--- Materials provided Enclosed Below ---

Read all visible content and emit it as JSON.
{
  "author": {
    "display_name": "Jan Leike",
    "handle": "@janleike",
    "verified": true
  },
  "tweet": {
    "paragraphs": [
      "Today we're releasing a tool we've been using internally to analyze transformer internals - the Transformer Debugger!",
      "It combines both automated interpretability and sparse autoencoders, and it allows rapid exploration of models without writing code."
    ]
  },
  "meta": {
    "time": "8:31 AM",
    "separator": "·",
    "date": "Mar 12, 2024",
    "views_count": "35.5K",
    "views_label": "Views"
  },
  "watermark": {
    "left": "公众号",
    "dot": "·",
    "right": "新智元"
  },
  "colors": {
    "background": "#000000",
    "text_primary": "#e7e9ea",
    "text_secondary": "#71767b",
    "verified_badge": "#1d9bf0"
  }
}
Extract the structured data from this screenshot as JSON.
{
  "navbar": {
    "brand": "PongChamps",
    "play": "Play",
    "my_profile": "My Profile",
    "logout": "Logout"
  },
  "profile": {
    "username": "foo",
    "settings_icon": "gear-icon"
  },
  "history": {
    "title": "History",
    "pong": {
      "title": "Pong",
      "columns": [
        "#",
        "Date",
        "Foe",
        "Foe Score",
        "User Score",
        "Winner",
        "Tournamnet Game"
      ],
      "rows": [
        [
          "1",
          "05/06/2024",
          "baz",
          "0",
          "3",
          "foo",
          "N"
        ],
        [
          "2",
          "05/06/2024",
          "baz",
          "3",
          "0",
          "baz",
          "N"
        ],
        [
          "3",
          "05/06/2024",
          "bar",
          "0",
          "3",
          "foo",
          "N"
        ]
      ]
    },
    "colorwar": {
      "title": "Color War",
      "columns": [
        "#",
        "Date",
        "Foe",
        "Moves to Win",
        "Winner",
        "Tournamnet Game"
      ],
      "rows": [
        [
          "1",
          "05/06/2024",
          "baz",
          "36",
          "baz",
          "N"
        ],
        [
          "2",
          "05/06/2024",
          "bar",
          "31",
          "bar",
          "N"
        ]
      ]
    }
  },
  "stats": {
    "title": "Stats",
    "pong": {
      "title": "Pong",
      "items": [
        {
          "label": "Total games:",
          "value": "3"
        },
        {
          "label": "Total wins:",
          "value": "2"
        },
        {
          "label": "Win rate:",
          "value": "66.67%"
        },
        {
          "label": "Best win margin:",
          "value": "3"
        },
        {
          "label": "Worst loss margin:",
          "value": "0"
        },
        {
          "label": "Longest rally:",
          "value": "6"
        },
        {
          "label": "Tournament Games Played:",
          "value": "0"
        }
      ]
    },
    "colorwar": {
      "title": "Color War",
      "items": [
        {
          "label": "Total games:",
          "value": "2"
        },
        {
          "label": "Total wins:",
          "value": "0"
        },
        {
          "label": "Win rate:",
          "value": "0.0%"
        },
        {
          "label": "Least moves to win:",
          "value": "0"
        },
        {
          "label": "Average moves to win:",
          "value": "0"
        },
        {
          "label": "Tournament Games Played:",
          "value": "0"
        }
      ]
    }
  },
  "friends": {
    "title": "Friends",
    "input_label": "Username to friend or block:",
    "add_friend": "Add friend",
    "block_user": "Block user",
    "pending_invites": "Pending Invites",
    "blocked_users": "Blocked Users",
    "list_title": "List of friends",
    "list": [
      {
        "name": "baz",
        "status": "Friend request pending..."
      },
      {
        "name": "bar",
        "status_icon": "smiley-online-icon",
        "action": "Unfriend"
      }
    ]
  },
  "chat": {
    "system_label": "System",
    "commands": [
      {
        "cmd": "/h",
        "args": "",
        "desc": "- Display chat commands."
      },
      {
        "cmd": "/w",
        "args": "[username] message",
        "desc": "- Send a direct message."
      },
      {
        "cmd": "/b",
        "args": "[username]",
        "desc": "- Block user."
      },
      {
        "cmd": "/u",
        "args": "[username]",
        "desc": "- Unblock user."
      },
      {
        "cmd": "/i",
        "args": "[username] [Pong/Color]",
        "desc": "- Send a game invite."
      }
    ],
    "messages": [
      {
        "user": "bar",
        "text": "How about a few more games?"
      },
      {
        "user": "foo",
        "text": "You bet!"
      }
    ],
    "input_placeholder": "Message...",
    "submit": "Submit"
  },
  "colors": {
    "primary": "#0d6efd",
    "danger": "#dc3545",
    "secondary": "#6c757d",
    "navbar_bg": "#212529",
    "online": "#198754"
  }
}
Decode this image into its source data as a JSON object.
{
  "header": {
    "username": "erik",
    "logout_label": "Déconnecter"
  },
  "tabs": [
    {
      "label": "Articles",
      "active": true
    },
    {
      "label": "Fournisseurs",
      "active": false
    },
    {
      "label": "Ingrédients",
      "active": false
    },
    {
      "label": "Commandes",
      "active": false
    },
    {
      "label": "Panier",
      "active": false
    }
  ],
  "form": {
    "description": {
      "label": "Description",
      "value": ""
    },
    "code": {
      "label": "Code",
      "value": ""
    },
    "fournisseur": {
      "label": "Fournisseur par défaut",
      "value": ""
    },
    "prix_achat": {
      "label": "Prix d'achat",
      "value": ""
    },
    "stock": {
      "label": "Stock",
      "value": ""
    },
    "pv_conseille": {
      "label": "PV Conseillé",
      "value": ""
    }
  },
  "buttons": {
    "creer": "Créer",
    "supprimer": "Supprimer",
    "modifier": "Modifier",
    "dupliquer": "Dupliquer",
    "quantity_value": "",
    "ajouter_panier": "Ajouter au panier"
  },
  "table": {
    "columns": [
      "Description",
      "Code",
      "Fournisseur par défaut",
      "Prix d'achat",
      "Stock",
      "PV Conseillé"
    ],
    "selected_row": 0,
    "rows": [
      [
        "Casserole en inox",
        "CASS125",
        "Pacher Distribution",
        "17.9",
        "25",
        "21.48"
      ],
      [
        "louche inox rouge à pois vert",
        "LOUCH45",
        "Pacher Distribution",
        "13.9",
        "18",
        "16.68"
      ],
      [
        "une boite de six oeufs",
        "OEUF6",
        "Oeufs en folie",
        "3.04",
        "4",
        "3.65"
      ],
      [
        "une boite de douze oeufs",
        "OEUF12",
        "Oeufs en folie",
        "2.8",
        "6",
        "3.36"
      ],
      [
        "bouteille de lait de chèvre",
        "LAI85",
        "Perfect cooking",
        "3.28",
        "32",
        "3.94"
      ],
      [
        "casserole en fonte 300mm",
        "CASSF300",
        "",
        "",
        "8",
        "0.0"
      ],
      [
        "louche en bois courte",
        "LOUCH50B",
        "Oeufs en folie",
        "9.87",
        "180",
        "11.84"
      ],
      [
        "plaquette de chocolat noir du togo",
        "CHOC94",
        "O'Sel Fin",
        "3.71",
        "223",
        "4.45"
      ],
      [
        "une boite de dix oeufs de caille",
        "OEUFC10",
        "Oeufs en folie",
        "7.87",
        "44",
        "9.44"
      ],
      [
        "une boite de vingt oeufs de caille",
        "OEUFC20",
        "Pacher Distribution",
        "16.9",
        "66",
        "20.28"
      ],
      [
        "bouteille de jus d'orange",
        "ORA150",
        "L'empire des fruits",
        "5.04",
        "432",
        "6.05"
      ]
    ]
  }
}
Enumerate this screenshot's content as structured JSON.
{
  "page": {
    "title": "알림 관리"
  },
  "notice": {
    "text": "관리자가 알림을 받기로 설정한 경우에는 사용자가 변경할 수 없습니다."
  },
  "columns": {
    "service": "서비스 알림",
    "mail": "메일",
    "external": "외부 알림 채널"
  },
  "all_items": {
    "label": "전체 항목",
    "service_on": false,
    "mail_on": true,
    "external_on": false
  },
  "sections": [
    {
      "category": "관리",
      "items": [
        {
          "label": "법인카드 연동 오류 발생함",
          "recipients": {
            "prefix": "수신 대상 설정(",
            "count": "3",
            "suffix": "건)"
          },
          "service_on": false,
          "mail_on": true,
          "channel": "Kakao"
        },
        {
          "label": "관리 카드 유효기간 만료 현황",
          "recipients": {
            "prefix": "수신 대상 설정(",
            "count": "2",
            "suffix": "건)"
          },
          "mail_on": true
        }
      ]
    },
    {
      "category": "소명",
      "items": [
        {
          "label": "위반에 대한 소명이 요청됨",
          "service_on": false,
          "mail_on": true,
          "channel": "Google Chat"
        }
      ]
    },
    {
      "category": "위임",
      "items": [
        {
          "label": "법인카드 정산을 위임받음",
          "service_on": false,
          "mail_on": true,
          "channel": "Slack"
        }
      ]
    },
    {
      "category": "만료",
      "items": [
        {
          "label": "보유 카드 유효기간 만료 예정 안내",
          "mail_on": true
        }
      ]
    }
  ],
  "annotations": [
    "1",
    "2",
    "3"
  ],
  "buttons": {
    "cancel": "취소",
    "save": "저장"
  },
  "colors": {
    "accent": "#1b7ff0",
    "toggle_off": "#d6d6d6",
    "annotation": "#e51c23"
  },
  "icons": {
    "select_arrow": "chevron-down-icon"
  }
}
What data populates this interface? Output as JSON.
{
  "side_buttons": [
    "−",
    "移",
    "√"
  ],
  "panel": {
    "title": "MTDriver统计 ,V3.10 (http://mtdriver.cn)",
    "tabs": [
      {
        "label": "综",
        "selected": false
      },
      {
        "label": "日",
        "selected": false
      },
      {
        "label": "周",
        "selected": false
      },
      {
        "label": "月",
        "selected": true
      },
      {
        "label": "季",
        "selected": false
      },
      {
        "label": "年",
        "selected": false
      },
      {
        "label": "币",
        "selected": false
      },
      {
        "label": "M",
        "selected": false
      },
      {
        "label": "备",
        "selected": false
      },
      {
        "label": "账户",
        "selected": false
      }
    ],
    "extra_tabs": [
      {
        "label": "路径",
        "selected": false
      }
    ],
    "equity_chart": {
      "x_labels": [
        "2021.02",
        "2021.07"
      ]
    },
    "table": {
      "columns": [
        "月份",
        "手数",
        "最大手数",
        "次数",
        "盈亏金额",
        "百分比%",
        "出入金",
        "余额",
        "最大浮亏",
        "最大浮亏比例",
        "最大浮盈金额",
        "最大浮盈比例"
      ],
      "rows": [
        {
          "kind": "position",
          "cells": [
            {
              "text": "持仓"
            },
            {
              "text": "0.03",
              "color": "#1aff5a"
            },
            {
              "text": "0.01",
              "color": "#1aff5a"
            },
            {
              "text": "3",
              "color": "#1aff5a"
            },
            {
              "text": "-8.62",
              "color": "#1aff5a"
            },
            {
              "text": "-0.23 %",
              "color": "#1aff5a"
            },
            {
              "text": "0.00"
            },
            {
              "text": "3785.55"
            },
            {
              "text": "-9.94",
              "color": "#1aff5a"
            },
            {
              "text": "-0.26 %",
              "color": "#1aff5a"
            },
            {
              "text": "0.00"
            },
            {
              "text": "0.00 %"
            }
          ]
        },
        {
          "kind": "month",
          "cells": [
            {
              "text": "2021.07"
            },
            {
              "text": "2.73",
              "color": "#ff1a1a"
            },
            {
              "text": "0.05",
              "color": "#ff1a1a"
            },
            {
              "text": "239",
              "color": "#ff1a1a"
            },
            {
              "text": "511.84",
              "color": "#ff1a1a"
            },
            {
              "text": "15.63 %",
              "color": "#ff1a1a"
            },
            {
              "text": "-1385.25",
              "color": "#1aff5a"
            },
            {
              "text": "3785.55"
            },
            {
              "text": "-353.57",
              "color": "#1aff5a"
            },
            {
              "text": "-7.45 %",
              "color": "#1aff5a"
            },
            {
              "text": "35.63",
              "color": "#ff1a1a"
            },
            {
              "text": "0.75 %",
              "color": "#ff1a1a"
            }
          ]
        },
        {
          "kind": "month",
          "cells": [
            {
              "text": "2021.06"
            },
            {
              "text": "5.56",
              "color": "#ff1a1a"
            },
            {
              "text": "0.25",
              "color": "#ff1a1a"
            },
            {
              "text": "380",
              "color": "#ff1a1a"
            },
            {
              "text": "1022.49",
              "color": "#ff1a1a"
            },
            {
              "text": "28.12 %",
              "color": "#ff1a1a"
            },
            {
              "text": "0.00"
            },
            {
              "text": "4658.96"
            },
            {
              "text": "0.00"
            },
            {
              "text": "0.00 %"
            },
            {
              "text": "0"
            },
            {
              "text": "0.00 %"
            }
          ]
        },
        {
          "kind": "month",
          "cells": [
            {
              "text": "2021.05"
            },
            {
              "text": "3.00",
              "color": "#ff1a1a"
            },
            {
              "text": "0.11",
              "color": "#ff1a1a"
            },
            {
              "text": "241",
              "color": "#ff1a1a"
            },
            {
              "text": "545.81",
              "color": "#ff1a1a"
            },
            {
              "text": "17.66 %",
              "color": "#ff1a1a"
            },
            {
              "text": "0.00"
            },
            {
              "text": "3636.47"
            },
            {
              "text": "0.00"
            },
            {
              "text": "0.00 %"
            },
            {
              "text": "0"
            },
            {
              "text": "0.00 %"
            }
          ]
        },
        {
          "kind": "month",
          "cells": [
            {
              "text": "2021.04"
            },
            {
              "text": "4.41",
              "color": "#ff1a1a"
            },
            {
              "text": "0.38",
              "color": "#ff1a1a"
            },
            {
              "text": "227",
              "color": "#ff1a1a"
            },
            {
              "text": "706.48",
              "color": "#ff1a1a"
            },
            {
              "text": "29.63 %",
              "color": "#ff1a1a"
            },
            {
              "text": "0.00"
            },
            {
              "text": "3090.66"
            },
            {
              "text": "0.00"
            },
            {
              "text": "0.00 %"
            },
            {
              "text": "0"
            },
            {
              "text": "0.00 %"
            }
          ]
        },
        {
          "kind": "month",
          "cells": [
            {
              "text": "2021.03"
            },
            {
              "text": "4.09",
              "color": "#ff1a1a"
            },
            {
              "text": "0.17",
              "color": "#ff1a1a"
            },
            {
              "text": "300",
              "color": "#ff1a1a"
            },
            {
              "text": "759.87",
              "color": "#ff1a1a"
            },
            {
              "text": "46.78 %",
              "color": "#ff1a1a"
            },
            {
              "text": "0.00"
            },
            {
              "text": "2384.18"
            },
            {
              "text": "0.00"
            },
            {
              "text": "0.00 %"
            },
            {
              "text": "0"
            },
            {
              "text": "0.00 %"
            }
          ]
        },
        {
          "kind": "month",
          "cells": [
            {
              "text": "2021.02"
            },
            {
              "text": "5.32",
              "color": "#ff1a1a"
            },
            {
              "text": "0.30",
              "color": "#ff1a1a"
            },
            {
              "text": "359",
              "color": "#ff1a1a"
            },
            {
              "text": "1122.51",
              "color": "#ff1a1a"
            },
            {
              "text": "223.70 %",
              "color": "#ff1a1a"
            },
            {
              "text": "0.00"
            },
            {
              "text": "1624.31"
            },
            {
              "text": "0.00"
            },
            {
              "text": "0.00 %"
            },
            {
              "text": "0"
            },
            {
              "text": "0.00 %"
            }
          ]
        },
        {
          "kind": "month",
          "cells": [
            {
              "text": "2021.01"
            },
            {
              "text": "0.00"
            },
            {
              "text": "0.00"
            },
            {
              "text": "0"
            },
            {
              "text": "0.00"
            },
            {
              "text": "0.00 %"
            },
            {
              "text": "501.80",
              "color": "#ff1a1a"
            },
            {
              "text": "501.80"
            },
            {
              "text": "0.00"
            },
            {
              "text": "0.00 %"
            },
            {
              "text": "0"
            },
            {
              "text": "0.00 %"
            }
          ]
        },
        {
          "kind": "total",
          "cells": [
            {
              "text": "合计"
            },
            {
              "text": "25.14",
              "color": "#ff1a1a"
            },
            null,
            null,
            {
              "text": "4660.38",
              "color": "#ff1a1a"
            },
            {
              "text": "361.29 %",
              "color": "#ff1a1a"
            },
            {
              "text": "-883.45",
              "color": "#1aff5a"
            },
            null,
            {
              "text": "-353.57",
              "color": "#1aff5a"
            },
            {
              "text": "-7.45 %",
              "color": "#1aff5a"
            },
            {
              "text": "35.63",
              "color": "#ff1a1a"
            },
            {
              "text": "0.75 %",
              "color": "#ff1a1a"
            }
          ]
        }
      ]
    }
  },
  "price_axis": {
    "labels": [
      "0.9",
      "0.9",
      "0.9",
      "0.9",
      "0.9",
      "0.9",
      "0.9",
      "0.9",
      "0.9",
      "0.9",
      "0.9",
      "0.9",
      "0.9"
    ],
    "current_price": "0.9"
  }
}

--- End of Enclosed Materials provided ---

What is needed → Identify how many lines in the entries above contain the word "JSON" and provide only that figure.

Result for this exercise → 5